Currently, various startup methodologies show startups how to search for their product/market fit without factoring in the social and planetary costs of their chosen business models. By including these hidden costs, we can teach a new generation of startups to innovate with more responsible business models.
Exposing hidden assumptions
By definition, startups face great uncertainly as they aim to validate their problem and solution on the market and search for the elusive product/market fit. The fast cycle of initial experimentation might not seem like the time to think about ethics, inclusivity, and sustainability, but these aspects are baked into the initial assumptions of startups, whether we think about them or not.
Avoiding the tough questions at the beginning of a startup’s journey will only make it more difficult to abandon a non-responsible solution that happens to find product/market fit – especially if the startup is trying to hit aggressive growth targets dictated by investors.
This is why the best time to start implementing responsible product development practices is at the very beginning of a startup’s journey and set the right tone for the company we aim to build.
As Eric Ries writes in the Epilogue of The Lean Startup: “We believe that most forms of waste in innovation are preventable once their causes are understood. All that is required is that we change our collective mind-set concerning how this work is to be done.”

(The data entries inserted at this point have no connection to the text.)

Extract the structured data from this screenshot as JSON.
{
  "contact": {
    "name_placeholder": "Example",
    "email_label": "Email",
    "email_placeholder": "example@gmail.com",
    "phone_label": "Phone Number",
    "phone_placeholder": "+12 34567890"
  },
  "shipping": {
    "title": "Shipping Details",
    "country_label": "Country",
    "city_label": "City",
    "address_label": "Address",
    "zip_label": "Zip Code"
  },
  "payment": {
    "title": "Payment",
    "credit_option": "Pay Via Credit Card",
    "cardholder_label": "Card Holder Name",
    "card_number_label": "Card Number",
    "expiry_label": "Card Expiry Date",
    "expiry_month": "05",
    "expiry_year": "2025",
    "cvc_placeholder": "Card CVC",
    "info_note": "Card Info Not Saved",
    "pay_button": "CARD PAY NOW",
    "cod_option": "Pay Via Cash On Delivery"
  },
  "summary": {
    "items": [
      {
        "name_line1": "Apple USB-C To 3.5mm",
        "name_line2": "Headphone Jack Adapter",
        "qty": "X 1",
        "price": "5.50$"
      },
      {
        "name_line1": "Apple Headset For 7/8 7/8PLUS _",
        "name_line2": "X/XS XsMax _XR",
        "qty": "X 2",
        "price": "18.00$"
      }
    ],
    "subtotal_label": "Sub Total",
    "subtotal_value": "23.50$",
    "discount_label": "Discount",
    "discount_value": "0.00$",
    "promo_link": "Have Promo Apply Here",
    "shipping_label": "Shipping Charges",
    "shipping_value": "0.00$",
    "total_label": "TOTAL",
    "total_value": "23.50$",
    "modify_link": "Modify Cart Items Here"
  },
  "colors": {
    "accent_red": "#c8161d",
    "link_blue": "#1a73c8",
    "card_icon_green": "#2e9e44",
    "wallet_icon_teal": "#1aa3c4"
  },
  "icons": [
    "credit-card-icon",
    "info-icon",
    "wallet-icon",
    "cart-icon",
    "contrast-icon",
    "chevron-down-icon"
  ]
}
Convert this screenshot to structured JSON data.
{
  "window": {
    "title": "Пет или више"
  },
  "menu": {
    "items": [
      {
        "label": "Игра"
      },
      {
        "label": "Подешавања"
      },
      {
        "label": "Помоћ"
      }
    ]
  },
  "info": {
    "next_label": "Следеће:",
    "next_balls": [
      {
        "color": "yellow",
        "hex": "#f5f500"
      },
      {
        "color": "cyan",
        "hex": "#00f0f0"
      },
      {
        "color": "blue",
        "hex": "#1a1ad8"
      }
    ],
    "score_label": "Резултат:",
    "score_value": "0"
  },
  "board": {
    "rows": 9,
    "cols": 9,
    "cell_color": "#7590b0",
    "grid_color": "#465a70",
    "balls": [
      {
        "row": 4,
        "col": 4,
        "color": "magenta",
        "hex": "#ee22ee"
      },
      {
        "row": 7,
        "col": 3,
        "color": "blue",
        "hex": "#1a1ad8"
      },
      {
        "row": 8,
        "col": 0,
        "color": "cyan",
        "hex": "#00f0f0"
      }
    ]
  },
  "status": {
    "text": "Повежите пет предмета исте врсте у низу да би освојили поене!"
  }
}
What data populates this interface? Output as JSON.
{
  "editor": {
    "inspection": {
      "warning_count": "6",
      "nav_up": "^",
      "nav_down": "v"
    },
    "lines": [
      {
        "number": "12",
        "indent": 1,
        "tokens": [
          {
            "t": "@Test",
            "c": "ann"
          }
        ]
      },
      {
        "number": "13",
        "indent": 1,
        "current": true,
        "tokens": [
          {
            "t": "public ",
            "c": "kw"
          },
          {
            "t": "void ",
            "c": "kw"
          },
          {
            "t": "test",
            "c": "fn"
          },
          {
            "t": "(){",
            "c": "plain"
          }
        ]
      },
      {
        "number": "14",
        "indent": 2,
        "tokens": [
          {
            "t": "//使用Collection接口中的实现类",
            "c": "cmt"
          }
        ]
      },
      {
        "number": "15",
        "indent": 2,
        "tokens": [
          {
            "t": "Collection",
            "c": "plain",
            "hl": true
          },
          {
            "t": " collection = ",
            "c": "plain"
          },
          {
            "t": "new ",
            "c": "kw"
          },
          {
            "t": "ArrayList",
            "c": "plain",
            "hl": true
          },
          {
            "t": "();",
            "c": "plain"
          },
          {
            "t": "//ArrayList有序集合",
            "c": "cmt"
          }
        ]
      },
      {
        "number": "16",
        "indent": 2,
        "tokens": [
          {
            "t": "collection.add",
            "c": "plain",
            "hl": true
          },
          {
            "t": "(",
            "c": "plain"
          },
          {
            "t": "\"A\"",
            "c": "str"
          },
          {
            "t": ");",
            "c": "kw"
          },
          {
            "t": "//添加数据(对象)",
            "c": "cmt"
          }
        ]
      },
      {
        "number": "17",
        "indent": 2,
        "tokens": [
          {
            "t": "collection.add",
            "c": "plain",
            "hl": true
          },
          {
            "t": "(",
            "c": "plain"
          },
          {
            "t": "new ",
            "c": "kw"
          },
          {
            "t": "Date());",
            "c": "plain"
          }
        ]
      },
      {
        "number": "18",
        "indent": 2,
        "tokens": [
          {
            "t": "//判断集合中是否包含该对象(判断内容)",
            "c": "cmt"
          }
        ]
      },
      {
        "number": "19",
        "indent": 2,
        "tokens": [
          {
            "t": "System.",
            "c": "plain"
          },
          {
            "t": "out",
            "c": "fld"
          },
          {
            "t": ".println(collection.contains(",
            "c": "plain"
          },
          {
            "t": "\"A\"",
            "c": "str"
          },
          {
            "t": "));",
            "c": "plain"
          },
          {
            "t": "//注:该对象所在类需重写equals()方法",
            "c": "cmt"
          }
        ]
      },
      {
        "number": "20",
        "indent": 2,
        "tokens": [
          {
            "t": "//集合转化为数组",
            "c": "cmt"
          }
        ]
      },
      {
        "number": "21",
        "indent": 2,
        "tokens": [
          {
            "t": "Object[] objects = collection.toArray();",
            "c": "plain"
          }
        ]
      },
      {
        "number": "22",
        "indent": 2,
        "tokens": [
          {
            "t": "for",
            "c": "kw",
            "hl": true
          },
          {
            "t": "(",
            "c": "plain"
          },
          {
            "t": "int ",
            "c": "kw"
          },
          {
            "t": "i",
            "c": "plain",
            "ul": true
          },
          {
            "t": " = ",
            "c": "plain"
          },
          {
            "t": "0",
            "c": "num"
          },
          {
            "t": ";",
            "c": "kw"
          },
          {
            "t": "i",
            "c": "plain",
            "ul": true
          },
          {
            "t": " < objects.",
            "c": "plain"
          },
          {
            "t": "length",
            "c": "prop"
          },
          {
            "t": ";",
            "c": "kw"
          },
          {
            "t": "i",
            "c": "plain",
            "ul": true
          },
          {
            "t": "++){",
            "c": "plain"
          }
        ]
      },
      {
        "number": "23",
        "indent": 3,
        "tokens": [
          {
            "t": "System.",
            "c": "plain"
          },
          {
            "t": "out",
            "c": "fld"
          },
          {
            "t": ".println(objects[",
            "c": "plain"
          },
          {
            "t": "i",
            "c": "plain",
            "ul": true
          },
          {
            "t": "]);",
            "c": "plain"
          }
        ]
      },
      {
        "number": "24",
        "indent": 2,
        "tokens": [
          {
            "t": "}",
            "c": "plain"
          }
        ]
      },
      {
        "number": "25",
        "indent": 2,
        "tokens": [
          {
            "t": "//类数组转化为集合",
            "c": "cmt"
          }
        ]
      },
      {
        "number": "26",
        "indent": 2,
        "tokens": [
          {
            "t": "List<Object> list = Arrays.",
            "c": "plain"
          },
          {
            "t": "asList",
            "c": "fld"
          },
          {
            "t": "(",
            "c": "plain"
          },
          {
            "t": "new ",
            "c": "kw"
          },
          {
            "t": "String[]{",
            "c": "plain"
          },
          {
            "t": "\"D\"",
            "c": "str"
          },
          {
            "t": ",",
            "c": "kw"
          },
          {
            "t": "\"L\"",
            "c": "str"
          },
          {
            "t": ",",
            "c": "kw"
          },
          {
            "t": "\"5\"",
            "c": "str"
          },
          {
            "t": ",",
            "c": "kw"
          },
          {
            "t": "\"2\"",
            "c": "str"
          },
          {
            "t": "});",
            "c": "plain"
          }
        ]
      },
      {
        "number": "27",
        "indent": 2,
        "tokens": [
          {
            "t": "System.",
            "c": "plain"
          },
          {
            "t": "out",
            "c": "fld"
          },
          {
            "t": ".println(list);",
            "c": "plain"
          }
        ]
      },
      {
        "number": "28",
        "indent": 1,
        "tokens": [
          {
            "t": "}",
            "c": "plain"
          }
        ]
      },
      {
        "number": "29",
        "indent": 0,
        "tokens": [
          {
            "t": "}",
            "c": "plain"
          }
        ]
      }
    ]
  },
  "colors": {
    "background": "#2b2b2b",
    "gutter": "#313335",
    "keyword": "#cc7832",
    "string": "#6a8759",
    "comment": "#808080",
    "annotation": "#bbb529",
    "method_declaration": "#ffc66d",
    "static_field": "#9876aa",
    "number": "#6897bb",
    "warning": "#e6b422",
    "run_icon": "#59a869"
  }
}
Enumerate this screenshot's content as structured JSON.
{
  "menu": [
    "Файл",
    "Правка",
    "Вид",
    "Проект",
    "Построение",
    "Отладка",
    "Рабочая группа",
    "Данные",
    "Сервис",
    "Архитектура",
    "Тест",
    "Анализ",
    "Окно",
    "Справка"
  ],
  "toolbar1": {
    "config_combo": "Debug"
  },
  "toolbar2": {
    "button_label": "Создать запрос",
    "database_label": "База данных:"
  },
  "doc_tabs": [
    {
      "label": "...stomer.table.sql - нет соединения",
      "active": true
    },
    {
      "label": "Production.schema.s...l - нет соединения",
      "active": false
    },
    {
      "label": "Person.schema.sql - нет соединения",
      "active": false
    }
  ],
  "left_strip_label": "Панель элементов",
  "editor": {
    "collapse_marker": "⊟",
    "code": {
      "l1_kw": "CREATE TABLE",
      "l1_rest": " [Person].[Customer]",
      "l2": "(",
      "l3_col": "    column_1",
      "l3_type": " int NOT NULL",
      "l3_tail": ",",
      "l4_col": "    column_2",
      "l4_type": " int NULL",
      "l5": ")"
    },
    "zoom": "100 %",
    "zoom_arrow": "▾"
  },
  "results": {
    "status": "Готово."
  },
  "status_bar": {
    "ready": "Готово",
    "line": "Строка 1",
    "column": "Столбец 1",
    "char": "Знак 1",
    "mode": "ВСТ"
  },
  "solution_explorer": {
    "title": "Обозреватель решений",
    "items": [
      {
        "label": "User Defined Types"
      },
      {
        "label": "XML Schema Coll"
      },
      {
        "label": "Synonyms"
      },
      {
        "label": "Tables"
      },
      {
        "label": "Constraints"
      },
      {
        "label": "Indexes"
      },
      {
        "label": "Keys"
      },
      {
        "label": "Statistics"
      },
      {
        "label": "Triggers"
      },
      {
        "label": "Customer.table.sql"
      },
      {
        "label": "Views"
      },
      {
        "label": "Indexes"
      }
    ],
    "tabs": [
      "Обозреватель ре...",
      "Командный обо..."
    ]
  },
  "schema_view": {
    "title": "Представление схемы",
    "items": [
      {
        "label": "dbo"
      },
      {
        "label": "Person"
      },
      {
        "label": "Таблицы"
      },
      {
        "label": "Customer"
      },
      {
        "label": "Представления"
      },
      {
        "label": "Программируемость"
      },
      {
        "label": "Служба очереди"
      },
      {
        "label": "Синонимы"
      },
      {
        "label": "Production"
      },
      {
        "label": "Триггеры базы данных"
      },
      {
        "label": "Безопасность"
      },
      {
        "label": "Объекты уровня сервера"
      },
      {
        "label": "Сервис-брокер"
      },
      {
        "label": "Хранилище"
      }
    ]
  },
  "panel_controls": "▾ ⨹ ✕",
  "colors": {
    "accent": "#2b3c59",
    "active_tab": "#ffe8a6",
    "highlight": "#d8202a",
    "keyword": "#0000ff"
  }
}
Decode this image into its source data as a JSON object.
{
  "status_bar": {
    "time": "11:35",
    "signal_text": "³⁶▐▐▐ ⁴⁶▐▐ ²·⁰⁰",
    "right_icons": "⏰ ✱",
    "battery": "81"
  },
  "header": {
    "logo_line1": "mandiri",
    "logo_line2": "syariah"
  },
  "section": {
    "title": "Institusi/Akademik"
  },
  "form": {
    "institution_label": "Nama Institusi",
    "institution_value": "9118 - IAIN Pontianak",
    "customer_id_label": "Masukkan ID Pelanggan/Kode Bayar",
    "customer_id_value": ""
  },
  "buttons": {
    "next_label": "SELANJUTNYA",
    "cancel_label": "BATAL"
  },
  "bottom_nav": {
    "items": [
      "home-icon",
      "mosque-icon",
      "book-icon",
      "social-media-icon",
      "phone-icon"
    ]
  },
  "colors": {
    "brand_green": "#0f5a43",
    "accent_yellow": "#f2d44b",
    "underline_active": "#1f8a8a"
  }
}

Let’s explore how we can evolve the most popular startup methodologies to build a new generation of more responsible startups: